Your goal: Search the material below for the string "thesis" and copy each line where it appears.

Available data:
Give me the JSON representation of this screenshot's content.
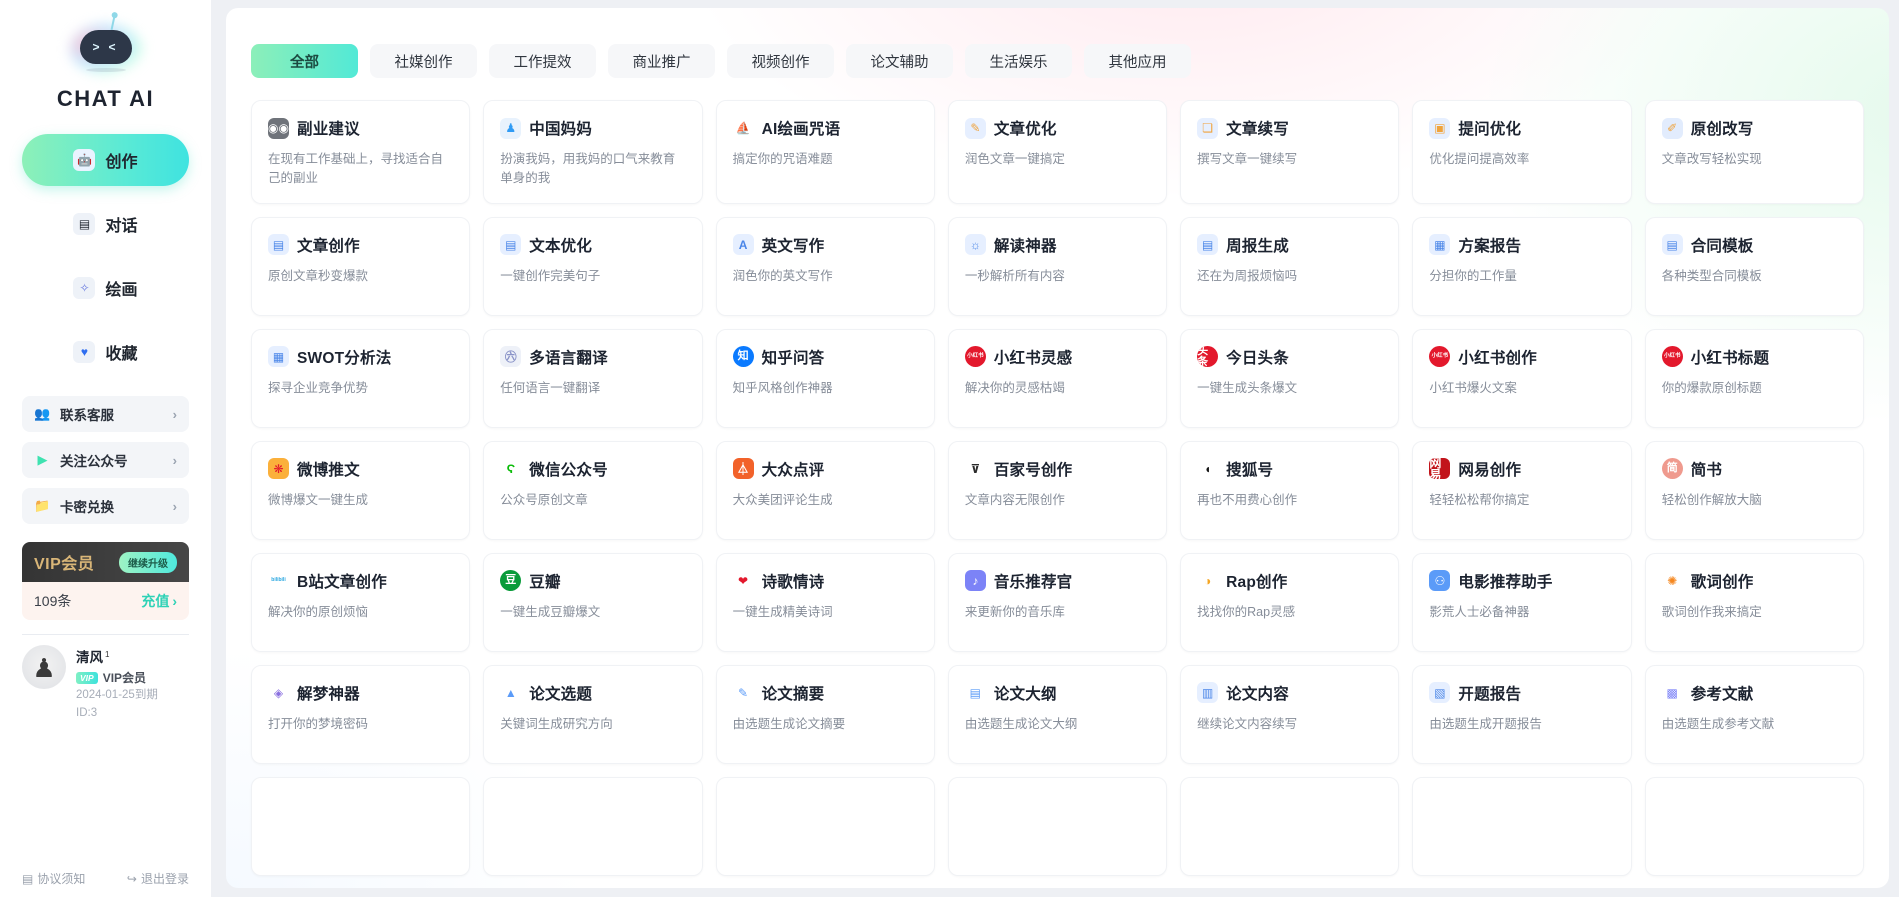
{
  "brand": {
    "name": "CHAT AI",
    "logo_icon": "robot-logo"
  },
  "sidebar": {
    "nav": [
      {
        "label": "创作",
        "icon": "robot-icon",
        "active": true
      },
      {
        "label": "对话",
        "icon": "chat-bubble-icon",
        "active": false
      },
      {
        "label": "绘画",
        "icon": "paintbrush-icon",
        "active": false
      },
      {
        "label": "收藏",
        "icon": "heart-icon",
        "active": false
      }
    ],
    "utils": [
      {
        "label": "联系客服",
        "icon": "customer-service-icon",
        "arrow": "›"
      },
      {
        "label": "关注公众号",
        "icon": "play-icon",
        "arrow": "›"
      },
      {
        "label": "卡密兑换",
        "icon": "folder-icon",
        "arrow": "›"
      }
    ],
    "vip": {
      "title": "VIP会员",
      "button": "继续升级"
    },
    "quota": {
      "count": "109条",
      "link": "充值",
      "arrow": "›"
    },
    "profile": {
      "name": "清风",
      "level": "1",
      "badge": "VIP",
      "member_label": "VIP会员",
      "expiry": "2024-01-25到期",
      "id": "ID:3",
      "avatar_icon": "user-avatar"
    },
    "footer": {
      "agreement": "协议须知",
      "agreement_icon": "document-icon",
      "logout": "退出登录",
      "logout_icon": "logout-icon"
    }
  },
  "tabs": [
    {
      "label": "全部",
      "active": true
    },
    {
      "label": "社媒创作",
      "active": false
    },
    {
      "label": "工作提效",
      "active": false
    },
    {
      "label": "商业推广",
      "active": false
    },
    {
      "label": "视频创作",
      "active": false
    },
    {
      "label": "论文辅助",
      "active": false
    },
    {
      "label": "生活娱乐",
      "active": false
    },
    {
      "label": "其他应用",
      "active": false
    }
  ],
  "cards": [
    {
      "title": "副业建议",
      "desc": "在现有工作基础上，寻找适合自己的副业",
      "icon": "panda-icon",
      "glyph": "◉◉",
      "bg": "#6f737a",
      "fg": "#ffffff"
    },
    {
      "title": "中国妈妈",
      "desc": "扮演我妈，用我妈的口气来教育单身的我",
      "icon": "person-blue-icon",
      "glyph": "♟",
      "bg": "#e8f2fd",
      "fg": "#2f9bf5"
    },
    {
      "title": "AI绘画咒语",
      "desc": "搞定你的咒语难题",
      "icon": "sailboat-icon",
      "glyph": "⛵",
      "bg": "#ffffff",
      "fg": "#5b6370"
    },
    {
      "title": "文章优化",
      "desc": "润色文章一键搞定",
      "icon": "pencil-doc-icon",
      "glyph": "✎",
      "bg": "#e6efff",
      "fg": "#f0a33c"
    },
    {
      "title": "文章续写",
      "desc": "撰写文章一键续写",
      "icon": "doc-check-icon",
      "glyph": "❏",
      "bg": "#e6efff",
      "fg": "#f0a33c"
    },
    {
      "title": "提问优化",
      "desc": "优化提问提高效率",
      "icon": "doc-blue-icon",
      "glyph": "▣",
      "bg": "#e6efff",
      "fg": "#f0a33c"
    },
    {
      "title": "原创改写",
      "desc": "文章改写轻松实现",
      "icon": "rewrite-icon",
      "glyph": "✐",
      "bg": "#e2ecfd",
      "fg": "#f0a33c"
    },
    {
      "title": "文章创作",
      "desc": "原创文章秒变爆款",
      "icon": "doc-edit-icon",
      "glyph": "▤",
      "bg": "#e6efff",
      "fg": "#4a86e8"
    },
    {
      "title": "文本优化",
      "desc": "一键创作完美句子",
      "icon": "doc-pen-icon",
      "glyph": "▤",
      "bg": "#e6efff",
      "fg": "#4a86e8"
    },
    {
      "title": "英文写作",
      "desc": "润色你的英文写作",
      "icon": "letter-a-icon",
      "glyph": "A",
      "bg": "#e6efff",
      "fg": "#4a86e8"
    },
    {
      "title": "解读神器",
      "desc": "一秒解析所有内容",
      "icon": "lamp-icon",
      "glyph": "☼",
      "bg": "#e6efff",
      "fg": "#4a86e8"
    },
    {
      "title": "周报生成",
      "desc": "还在为周报烦恼吗",
      "icon": "report-icon",
      "glyph": "▤",
      "bg": "#e6efff",
      "fg": "#4a86e8"
    },
    {
      "title": "方案报告",
      "desc": "分担你的工作量",
      "icon": "presentation-icon",
      "glyph": "▦",
      "bg": "#e6efff",
      "fg": "#4a86e8"
    },
    {
      "title": "合同模板",
      "desc": "各种类型合同模板",
      "icon": "contract-icon",
      "glyph": "▤",
      "bg": "#e6efff",
      "fg": "#4a86e8"
    },
    {
      "title": "SWOT分析法",
      "desc": "探寻企业竞争优势",
      "icon": "swot-icon",
      "glyph": "▦",
      "bg": "#e6efff",
      "fg": "#4a86e8"
    },
    {
      "title": "多语言翻译",
      "desc": "任何语言一键翻译",
      "icon": "translate-icon",
      "glyph": "㊅",
      "bg": "#eef1f8",
      "fg": "#8a93c8"
    },
    {
      "title": "知乎问答",
      "desc": "知乎风格创作神器",
      "icon": "zhihu-icon",
      "glyph": "知",
      "bg": "#0a7aff",
      "fg": "#ffffff"
    },
    {
      "title": "小红书灵感",
      "desc": "解决你的灵感枯竭",
      "icon": "xiaohongshu-icon",
      "glyph": "小红书",
      "bg": "#e3182c",
      "fg": "#ffffff"
    },
    {
      "title": "今日头条",
      "desc": "一键生成头条爆文",
      "icon": "toutiao-icon",
      "glyph": "头条",
      "bg": "#e3182c",
      "fg": "#ffffff"
    },
    {
      "title": "小红书创作",
      "desc": "小红书爆火文案",
      "icon": "xiaohongshu-icon",
      "glyph": "小红书",
      "bg": "#e3182c",
      "fg": "#ffffff"
    },
    {
      "title": "小红书标题",
      "desc": "你的爆款原创标题",
      "icon": "xiaohongshu-icon",
      "glyph": "小红书",
      "bg": "#e3182c",
      "fg": "#ffffff"
    },
    {
      "title": "微博推文",
      "desc": "微博爆文一键生成",
      "icon": "weibo-icon",
      "glyph": "❋",
      "bg": "#fbb03b",
      "fg": "#e3182c"
    },
    {
      "title": "微信公众号",
      "desc": "公众号原创文章",
      "icon": "wechat-icon",
      "glyph": "Ϛ",
      "bg": "#ffffff",
      "fg": "#09bb07"
    },
    {
      "title": "大众点评",
      "desc": "大众美团评论生成",
      "icon": "dianping-icon",
      "glyph": "⏃",
      "bg": "#f2622a",
      "fg": "#ffffff"
    },
    {
      "title": "百家号创作",
      "desc": "文章内容无限创作",
      "icon": "baijiahao-icon",
      "glyph": "⊽",
      "bg": "#ffffff",
      "fg": "#2b2b2b"
    },
    {
      "title": "搜狐号",
      "desc": "再也不用费心创作",
      "icon": "sohu-icon",
      "glyph": "◖",
      "bg": "#ffffff",
      "fg": "#111111"
    },
    {
      "title": "网易创作",
      "desc": "轻轻松松帮你搞定",
      "icon": "netease-icon",
      "glyph": "网易",
      "bg": "#c2141b",
      "fg": "#ffffff"
    },
    {
      "title": "简书",
      "desc": "轻松创作解放大脑",
      "icon": "jianshu-icon",
      "glyph": "简",
      "bg": "#ef9a8e",
      "fg": "#ffffff"
    },
    {
      "title": "B站文章创作",
      "desc": "解决你的原创烦恼",
      "icon": "bilibili-icon",
      "glyph": "bilibili",
      "bg": "#ffffff",
      "fg": "#2aa7e0"
    },
    {
      "title": "豆瓣",
      "desc": "一键生成豆瓣爆文",
      "icon": "douban-icon",
      "glyph": "豆",
      "bg": "#0a9b3a",
      "fg": "#ffffff"
    },
    {
      "title": "诗歌情诗",
      "desc": "一键生成精美诗词",
      "icon": "heart-red-icon",
      "glyph": "❤",
      "bg": "#ffffff",
      "fg": "#e3182c"
    },
    {
      "title": "音乐推荐官",
      "desc": "来更新你的音乐库",
      "icon": "music-icon",
      "glyph": "♪",
      "bg": "#7c83f7",
      "fg": "#ffffff"
    },
    {
      "title": "Rap创作",
      "desc": "找找你的Rap灵感",
      "icon": "megaphone-icon",
      "glyph": "◑",
      "bg": "#ffffff",
      "fg": "#f5a623"
    },
    {
      "title": "电影推荐助手",
      "desc": "影荒人士必备神器",
      "icon": "film-reel-icon",
      "glyph": "⚇",
      "bg": "#5b9bf8",
      "fg": "#ffffff"
    },
    {
      "title": "歌词创作",
      "desc": "歌词创作我来搞定",
      "icon": "lyrics-icon",
      "glyph": "✺",
      "bg": "#ffffff",
      "fg": "#f5871f"
    },
    {
      "title": "解梦神器",
      "desc": "打开你的梦境密码",
      "icon": "dream-icon",
      "glyph": "◈",
      "bg": "#ffffff",
      "fg": "#8a6fe0"
    },
    {
      "title": "论文选题",
      "desc": "关键词生成研究方向",
      "icon": "thesis-topic-icon",
      "glyph": "▲",
      "bg": "#ffffff",
      "fg": "#5b9bf8"
    },
    {
      "title": "论文摘要",
      "desc": "由选题生成论文摘要",
      "icon": "thesis-abstract-icon",
      "glyph": "✎",
      "bg": "#ffffff",
      "fg": "#5b9bf8"
    },
    {
      "title": "论文大纲",
      "desc": "由选题生成论文大纲",
      "icon": "thesis-outline-icon",
      "glyph": "▤",
      "bg": "#ffffff",
      "fg": "#5b9bf8"
    },
    {
      "title": "论文内容",
      "desc": "继续论文内容续写",
      "icon": "thesis-content-icon",
      "glyph": "▥",
      "bg": "#e6efff",
      "fg": "#4a86e8"
    },
    {
      "title": "开题报告",
      "desc": "由选题生成开题报告",
      "icon": "proposal-icon",
      "glyph": "▧",
      "bg": "#e6efff",
      "fg": "#4a86e8"
    },
    {
      "title": "参考文献",
      "desc": "由选题生成参考文献",
      "icon": "reference-icon",
      "glyph": "▩",
      "bg": "#ffffff",
      "fg": "#7c83f7"
    }
  ],
  "partial_row_cards": 7
}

Completed exercise:
      "icon": "thesis-topic-icon",
      "icon": "thesis-abstract-icon",
      "icon": "thesis-outline-icon",
      "icon": "thesis-content-icon",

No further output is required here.